TRY IT:
Gather all lines in the entries that include the word "title".

DATASET EXTRACT:

::::

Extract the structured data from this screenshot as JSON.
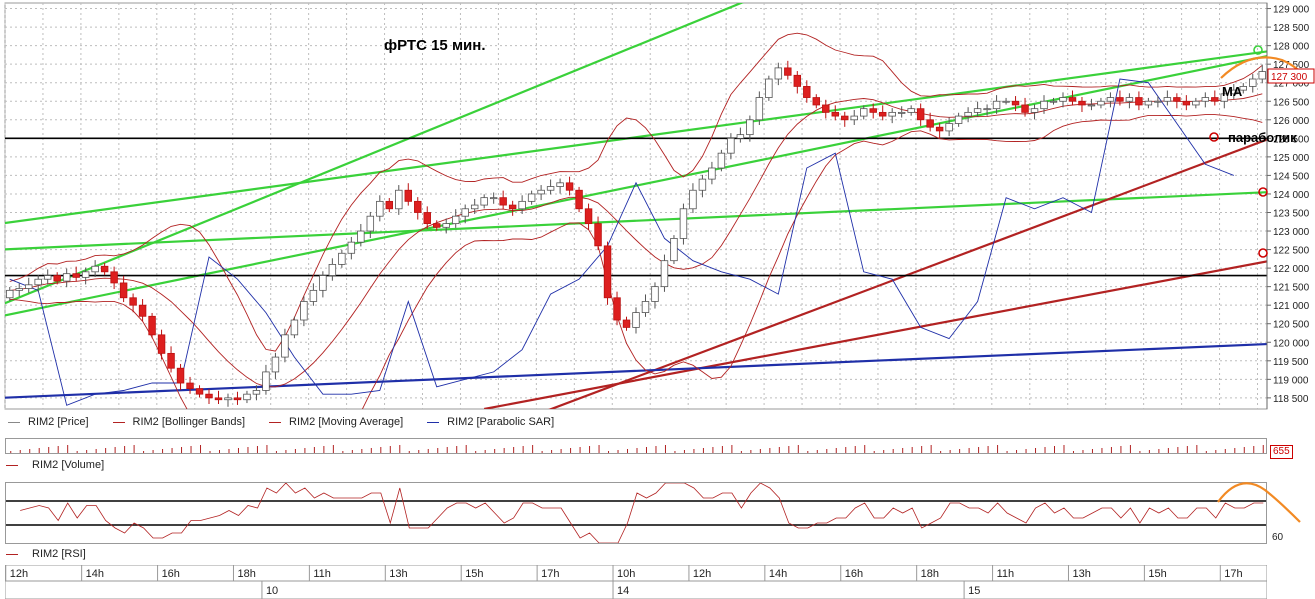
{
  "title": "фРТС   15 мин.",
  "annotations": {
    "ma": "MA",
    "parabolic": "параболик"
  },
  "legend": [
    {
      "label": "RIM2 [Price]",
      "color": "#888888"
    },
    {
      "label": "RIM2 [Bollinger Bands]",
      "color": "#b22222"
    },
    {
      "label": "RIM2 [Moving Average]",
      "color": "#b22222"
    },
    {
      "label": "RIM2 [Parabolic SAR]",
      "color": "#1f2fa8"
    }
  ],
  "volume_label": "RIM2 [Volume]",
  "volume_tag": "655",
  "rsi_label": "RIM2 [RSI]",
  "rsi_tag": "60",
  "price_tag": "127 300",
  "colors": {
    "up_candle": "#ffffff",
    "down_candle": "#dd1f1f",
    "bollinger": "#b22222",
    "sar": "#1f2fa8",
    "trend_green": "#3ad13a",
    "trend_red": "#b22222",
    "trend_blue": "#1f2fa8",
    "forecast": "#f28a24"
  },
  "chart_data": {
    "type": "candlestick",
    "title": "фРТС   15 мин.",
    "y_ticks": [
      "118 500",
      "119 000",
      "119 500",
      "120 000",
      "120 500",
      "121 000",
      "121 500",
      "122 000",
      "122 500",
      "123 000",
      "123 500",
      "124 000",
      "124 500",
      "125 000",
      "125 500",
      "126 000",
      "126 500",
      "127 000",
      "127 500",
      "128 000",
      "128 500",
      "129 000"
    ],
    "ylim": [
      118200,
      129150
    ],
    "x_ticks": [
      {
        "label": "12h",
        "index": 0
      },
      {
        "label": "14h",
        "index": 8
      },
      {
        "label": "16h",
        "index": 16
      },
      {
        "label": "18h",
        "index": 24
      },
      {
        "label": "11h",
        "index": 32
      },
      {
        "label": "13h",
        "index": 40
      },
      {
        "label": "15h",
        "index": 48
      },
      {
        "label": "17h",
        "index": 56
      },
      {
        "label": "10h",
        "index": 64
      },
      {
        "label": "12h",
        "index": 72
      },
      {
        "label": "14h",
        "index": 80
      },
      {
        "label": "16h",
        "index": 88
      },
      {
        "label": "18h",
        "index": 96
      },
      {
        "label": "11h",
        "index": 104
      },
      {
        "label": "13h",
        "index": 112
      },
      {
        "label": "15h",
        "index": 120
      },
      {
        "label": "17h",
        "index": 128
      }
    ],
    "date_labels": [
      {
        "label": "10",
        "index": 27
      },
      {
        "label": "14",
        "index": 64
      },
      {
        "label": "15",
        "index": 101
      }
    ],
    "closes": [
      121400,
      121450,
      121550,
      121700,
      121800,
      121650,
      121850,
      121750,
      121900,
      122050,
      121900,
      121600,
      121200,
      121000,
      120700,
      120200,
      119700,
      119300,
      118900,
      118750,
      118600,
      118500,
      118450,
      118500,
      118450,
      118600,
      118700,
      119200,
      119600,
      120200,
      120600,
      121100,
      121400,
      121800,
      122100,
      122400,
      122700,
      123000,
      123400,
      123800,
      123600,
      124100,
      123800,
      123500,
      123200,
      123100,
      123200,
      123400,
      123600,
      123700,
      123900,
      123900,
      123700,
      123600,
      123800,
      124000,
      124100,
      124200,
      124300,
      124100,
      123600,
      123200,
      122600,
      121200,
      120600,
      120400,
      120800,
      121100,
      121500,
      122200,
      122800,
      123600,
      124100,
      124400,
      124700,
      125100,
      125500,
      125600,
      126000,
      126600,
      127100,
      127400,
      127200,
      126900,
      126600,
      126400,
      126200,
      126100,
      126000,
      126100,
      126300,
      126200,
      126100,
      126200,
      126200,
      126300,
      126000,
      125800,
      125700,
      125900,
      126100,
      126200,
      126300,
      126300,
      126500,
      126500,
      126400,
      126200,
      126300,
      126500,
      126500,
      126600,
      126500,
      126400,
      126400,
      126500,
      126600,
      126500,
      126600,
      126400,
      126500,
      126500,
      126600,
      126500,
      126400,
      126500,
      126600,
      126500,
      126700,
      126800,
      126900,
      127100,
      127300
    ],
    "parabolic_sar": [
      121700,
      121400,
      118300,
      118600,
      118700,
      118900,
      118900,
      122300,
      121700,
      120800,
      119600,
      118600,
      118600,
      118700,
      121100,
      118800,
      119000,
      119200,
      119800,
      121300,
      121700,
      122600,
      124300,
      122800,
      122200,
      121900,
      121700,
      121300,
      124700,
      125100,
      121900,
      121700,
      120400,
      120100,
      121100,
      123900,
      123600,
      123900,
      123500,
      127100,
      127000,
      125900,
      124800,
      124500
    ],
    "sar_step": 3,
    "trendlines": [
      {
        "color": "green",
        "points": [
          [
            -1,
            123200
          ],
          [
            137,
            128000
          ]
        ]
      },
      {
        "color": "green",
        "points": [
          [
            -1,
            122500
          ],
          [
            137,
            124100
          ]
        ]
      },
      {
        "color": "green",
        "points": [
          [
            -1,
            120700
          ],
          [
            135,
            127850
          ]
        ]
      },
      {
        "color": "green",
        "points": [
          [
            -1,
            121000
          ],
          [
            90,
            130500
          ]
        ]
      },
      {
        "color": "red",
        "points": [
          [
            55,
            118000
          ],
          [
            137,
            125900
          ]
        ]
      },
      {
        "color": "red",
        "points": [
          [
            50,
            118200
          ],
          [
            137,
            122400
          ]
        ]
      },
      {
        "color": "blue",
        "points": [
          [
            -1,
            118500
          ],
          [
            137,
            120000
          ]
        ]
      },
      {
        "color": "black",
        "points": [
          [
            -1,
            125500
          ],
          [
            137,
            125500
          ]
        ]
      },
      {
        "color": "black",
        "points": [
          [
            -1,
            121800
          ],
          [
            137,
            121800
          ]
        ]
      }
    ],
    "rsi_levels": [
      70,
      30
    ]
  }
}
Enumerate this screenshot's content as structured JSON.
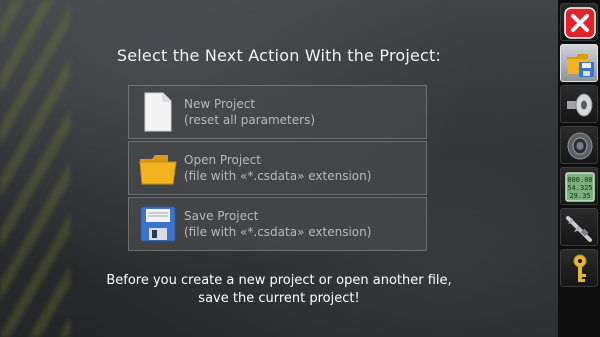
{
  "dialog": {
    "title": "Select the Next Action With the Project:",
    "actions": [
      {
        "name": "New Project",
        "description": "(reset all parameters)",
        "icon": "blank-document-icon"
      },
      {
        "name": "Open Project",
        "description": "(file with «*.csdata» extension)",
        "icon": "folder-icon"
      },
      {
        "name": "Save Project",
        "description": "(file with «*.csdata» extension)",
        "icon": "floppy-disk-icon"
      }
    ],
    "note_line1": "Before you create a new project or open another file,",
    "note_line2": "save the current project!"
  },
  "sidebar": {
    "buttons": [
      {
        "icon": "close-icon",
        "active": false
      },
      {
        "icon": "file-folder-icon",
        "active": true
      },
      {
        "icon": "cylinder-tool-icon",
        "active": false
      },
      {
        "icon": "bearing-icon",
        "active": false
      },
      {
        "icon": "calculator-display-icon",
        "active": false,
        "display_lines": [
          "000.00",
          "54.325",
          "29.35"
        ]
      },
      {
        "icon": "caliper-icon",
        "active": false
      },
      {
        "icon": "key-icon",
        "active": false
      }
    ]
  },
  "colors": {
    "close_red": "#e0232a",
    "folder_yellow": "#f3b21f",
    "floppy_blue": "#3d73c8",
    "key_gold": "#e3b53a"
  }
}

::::

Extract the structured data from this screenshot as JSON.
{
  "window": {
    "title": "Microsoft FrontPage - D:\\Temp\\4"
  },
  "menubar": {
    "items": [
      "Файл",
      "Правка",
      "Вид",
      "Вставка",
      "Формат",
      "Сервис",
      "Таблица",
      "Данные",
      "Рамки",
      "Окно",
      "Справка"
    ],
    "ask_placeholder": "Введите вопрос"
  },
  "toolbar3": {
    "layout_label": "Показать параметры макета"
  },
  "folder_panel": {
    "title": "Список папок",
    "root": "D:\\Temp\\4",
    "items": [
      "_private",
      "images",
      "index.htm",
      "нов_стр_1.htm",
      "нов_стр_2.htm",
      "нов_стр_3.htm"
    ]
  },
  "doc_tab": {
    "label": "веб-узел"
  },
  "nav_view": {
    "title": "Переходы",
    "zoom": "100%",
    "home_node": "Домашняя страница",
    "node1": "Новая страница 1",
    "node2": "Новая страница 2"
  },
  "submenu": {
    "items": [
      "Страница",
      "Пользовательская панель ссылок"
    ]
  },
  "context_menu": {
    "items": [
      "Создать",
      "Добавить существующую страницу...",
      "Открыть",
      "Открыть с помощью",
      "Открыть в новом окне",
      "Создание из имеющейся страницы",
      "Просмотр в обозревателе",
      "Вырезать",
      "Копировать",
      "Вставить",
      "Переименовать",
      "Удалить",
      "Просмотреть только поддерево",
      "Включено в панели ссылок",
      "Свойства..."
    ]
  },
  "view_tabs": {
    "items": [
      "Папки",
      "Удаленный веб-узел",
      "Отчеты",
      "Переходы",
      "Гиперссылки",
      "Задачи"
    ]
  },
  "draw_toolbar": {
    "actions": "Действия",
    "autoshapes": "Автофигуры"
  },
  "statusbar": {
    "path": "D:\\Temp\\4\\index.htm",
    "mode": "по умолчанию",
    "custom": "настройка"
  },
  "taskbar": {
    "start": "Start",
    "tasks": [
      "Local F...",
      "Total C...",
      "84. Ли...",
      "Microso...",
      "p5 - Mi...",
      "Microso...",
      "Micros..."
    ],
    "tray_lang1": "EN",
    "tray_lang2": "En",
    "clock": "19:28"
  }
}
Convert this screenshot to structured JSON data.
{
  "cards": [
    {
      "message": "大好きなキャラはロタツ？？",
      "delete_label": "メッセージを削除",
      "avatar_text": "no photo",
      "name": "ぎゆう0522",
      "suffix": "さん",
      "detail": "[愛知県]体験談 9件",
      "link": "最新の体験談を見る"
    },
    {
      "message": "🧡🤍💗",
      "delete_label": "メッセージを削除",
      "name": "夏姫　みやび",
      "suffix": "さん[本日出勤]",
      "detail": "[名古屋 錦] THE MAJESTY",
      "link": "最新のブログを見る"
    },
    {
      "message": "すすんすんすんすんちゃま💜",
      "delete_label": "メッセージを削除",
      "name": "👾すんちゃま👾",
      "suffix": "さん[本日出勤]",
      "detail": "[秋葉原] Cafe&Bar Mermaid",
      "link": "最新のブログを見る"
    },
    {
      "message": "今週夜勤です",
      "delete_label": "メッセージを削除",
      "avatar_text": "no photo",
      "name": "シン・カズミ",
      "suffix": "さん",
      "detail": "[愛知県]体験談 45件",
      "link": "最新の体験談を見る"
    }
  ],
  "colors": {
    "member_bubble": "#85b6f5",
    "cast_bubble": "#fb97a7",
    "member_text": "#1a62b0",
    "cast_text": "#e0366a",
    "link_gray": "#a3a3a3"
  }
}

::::

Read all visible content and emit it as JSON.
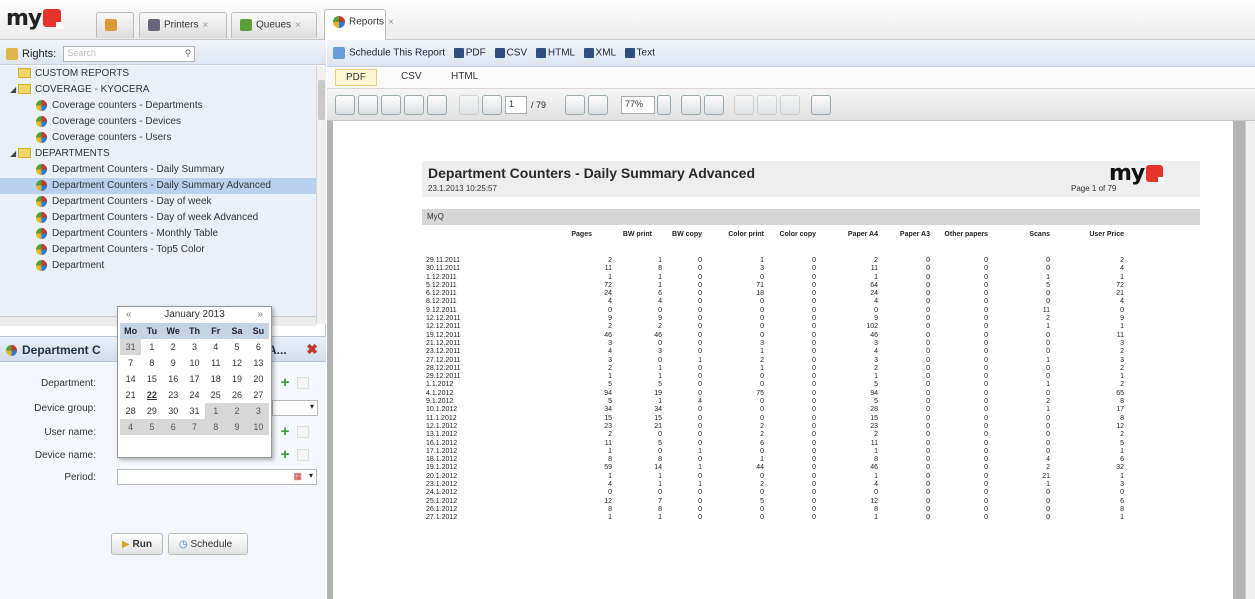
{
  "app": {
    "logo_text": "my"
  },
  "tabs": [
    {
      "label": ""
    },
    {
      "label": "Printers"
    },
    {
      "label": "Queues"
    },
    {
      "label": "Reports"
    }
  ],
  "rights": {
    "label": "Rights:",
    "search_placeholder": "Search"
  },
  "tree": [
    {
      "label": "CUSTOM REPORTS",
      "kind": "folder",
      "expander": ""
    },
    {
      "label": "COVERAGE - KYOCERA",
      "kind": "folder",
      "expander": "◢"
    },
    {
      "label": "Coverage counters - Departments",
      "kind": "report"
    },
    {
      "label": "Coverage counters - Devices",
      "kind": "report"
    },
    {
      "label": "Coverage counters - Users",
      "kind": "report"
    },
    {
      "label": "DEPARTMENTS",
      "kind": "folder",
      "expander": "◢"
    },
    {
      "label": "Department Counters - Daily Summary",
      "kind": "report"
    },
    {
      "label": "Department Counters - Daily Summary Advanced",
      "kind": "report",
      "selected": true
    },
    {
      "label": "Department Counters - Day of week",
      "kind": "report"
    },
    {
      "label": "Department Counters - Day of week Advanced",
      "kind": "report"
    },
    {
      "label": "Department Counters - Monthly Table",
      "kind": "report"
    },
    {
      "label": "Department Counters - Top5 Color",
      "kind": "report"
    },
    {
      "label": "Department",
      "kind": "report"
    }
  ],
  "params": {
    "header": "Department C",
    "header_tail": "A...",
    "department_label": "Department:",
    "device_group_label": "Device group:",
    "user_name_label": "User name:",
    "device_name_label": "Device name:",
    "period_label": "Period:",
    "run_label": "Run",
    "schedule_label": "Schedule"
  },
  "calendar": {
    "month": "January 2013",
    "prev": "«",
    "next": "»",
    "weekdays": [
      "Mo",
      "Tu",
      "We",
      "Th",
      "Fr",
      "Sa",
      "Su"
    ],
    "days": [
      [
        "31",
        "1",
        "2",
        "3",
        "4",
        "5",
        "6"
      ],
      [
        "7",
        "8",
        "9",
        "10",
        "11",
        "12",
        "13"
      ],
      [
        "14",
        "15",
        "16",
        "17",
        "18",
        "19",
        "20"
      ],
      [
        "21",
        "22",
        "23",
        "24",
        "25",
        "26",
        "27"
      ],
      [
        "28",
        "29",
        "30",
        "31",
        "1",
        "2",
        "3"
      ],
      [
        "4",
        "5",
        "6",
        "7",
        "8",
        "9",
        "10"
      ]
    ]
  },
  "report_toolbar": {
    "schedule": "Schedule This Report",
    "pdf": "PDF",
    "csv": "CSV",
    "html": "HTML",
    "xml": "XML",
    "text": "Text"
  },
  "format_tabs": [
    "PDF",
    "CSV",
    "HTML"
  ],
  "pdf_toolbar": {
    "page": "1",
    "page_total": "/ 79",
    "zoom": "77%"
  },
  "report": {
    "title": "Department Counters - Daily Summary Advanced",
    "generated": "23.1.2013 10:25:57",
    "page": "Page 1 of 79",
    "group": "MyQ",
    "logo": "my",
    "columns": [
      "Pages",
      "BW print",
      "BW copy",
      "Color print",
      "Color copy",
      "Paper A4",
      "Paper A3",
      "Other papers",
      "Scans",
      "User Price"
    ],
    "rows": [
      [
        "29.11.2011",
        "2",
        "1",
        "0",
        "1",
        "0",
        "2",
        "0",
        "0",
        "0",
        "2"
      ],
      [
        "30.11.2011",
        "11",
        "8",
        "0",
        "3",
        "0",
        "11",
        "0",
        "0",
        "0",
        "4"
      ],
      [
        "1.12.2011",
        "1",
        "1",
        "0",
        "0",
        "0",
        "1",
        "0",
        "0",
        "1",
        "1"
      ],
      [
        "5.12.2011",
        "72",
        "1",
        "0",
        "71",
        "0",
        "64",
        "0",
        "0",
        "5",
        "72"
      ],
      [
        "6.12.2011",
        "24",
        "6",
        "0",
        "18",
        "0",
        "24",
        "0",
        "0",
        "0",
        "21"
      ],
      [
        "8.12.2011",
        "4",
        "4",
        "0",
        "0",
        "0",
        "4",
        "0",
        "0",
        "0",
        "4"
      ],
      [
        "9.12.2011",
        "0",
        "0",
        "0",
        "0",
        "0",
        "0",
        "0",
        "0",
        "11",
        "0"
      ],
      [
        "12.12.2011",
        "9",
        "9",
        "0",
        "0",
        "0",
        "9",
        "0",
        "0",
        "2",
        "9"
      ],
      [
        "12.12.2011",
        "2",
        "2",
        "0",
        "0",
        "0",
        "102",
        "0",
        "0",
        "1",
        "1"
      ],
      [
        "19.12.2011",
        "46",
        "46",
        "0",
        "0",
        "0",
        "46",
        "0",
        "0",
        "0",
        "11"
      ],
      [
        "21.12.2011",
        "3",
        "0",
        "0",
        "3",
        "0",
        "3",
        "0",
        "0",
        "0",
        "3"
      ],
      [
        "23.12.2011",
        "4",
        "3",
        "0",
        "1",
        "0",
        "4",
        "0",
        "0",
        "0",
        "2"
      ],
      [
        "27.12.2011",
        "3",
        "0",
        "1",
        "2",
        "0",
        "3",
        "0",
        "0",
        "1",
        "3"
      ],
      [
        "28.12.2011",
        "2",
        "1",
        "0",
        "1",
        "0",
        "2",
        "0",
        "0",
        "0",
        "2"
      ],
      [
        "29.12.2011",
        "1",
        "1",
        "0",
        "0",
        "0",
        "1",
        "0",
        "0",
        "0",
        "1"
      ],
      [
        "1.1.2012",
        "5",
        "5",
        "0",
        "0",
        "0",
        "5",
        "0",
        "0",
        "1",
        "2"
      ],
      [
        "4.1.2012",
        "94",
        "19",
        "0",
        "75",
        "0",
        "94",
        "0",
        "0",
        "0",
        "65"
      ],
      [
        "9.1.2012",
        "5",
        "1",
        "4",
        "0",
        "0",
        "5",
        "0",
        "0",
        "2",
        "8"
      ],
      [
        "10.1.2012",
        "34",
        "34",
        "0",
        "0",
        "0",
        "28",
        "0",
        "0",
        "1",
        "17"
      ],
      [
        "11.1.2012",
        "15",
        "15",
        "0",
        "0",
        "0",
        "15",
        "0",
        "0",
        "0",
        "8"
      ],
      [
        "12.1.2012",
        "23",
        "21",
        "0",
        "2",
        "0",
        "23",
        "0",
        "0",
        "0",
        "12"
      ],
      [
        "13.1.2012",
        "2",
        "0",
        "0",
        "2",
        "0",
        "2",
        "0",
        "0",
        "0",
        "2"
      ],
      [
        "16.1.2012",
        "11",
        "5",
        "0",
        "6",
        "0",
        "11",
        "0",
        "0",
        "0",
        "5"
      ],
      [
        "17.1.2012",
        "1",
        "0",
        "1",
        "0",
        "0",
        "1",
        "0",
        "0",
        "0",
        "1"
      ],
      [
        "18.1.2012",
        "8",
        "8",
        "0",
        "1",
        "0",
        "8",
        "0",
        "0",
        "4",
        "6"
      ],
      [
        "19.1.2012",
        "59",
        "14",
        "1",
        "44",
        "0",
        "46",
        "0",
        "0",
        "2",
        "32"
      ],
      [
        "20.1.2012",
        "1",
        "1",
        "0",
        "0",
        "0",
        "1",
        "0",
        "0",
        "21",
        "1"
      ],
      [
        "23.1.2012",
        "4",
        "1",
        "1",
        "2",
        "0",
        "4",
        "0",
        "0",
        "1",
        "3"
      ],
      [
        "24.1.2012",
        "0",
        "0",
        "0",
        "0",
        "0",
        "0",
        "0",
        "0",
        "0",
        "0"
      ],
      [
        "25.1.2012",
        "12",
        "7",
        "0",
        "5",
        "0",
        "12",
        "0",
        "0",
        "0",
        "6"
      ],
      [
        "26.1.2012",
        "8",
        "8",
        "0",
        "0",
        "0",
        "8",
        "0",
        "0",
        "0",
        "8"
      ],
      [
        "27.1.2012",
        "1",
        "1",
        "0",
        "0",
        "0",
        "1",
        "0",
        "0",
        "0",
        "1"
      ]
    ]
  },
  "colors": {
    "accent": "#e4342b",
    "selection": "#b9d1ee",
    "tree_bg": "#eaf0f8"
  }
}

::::

REPLY TO THE EXERCISE:
  "title": "фРТС   15 мин.",
    "title": "фРТС   15 мин.",
    "title": "Select the Next Action With the Project:",
    "title": "Microsoft FrontPage - D:\\Temp\\4"
    "title": "Список папок",
    "title": "Переходы",
    "title": "Department Counters - Daily Summary Advanced",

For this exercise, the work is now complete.